I have heard this wishful thinking many times over the past three years, since I came to work at The Retreat full time in May 2014. Many people who are sober in AA have a sense that their program isn’t all that it could be. They want more, but aren’t sure how to get it. Our Big Book says that it is easy to be vague about the matter of prayer and meditation, and then it goes on to make some “definite and valuable suggestions.” (page 86). The Retreat is all about those “definite and valuable suggestions” that we find in the Big Book.
We all know that addiction, whether to alcohol or other drugs, is brutal. Not everyone is sure that, in recovery, we get better. I believe that we can all get better in recovery. Life gets better for the alcoholic and addict who embraces Twelve Step recovery. Life also gets better for those who leave behind the alcoholic and addict who chooses not to recover, and seeks their own recovery.
This simple phrase I’ve been hearing since I walked into the rooms of recovery. Today I realize it means just as much to me now as it did when I couldn't stop obsessing over a drink.
Growing up, I wanted people to like me. I considered it a personal challenge to win people over. And I wanted to feel connected to those people. I was intrigued by spirituality, and how it might make me feel connected, so I would “meditate.” But really I was just getting high, contemplating not my place in the vast continuum, but rather how a fish might have a swordfight with a bee.
On July 18th, I received my 27 year AA medallion at the Summit Hill AA meeting in Saint Paul. It’s a big meeting, about 150 people, but I’ve been there most Monday nights since moving to Saint Paul in 2004. Staying sober over the long term is mostly a matter of relapse prevention, because for us, relapse is natural.

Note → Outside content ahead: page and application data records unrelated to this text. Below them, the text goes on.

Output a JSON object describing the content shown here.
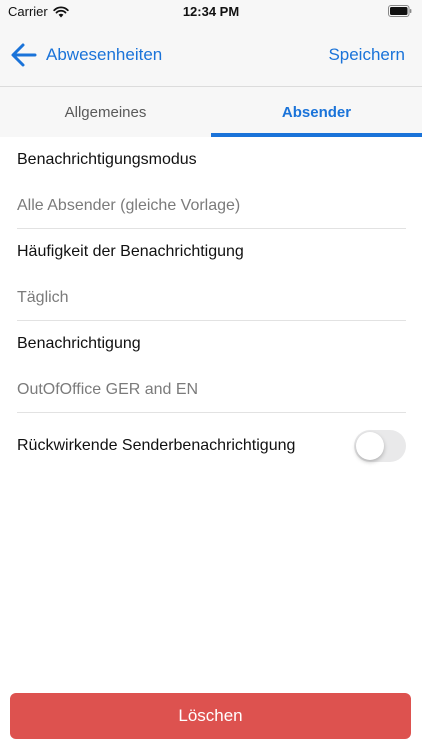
{
  "status_bar": {
    "carrier": "Carrier",
    "time": "12:34 PM",
    "icons": [
      "wifi-icon",
      "battery-icon"
    ]
  },
  "nav": {
    "back_label": "Abwesenheiten",
    "save_label": "Speichern",
    "back_icon": "arrow-left-icon"
  },
  "tabs": [
    {
      "label": "Allgemeines",
      "active": false
    },
    {
      "label": "Absender",
      "active": true
    }
  ],
  "settings": {
    "mode": {
      "title": "Benachrichtigungsmodus",
      "value": "Alle Absender (gleiche Vorlage)"
    },
    "frequency": {
      "title": "Häufigkeit der Benachrichtigung",
      "value": "Täglich"
    },
    "notification": {
      "title": "Benachrichtigung",
      "value": "OutOfOffice GER and EN"
    },
    "retroactive": {
      "label": "Rückwirkende Senderbenachrichtigung",
      "enabled": false
    }
  },
  "delete_label": "Löschen",
  "colors": {
    "accent": "#1a73d9",
    "danger": "#dd524f",
    "bar_background": "#f7f7f7",
    "secondary_text": "#7b7b7b"
  }
}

Tomorrow I’m flying to Grand Rapids, Michigan and driving an hour north to the town of Greenville. It used to be prosperous when there was an Electrolux vacuum cleaner factory there, but the factory moved to Mexico in 2006. 2700 people lost their jobs, and the economy has not recovered. The town is 90% white, and many people drive an hour into Grand Rapids for jobs. There are no treatment opportunities in the county.
My disease does a great impression of my voice. It’s spot on. It perfectly recreates the long, nasally vowels of my Chicago upbringing, the enthusiastic delivery, the volume, and the cadence.
This masquerade, this dubious transgression of my mind, leads to fear mongering. For me, recovery is no longer about slapping my hand away from the drink or the baggie.
Last month we discussed a new series of articles focusing on the tools to build recovery capital by addressing some of the common struggles, questions, and successes that can present challenges to our mind, body and soul, even while sober. Building recovery capital means just that, building up enough resources, tools, and community inside the rooms of recovery and during the recovery process to rely on when things are difficult - when life asks us who we are. This “recovery capital” will help guide us through the rough times, to grow and adapt to life’s challenges to eventually come out the other end with new meaning and purpose.
All of us, or nearly all of us, are sober when we read this essay. For us, getting sober is no longer the issue. Staying sober is. Alcoholism and addiction are chronic illnesses, and relapses are common. Staying clean and sober requires an ongoing participation in recovery. The best recovery is in Twelve Step programs. Meetings are good. Step work is better. Working with other alcoholics to help them get sober is best. A.A.’s “Big Book”says "Nothing will so much insure immunity from drinking as intensive work with other alcoholics. It works when other activities fail.” (p.89) I know that this is true for me.